(Records supplied)
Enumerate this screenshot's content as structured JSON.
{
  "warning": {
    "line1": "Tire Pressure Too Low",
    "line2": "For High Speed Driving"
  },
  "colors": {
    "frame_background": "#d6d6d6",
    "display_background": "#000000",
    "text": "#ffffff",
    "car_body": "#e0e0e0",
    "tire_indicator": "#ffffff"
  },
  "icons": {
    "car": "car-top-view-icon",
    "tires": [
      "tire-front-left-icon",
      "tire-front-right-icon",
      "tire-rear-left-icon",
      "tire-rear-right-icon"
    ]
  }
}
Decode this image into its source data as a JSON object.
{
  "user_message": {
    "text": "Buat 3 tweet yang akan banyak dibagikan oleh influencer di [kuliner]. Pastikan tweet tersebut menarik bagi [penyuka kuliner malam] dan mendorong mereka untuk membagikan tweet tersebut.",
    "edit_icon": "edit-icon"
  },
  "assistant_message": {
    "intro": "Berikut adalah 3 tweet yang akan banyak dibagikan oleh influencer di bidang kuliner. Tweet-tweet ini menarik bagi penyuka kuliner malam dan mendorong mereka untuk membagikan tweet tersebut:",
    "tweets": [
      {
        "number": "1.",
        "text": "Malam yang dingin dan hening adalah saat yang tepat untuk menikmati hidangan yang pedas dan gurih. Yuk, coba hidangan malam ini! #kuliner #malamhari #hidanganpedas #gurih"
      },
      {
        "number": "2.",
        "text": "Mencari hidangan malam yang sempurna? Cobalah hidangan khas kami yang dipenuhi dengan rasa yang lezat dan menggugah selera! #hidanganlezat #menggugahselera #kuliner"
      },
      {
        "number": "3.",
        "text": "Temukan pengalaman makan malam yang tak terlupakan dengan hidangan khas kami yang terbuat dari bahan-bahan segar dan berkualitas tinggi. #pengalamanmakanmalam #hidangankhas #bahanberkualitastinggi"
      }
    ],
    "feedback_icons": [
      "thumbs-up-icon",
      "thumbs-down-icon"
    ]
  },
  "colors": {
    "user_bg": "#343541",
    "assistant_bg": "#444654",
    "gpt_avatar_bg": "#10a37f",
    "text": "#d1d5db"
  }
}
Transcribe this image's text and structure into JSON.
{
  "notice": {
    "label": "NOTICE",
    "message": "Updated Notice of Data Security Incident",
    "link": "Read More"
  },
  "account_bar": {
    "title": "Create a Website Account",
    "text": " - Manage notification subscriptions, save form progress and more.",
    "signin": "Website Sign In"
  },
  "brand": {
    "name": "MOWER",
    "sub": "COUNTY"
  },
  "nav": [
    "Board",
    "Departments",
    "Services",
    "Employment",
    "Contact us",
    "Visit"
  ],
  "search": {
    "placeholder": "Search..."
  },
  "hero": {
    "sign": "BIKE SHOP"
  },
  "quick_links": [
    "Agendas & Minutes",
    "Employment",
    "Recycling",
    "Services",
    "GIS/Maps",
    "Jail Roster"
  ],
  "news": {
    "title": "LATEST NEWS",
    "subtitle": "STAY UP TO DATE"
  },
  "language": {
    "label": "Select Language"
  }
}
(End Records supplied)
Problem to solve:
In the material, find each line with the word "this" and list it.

Response area:
Enumerate this screenshot's content as structured JSON.
Decode this image into its source data as a JSON object.
Transcribe this image's text and structure into JSON.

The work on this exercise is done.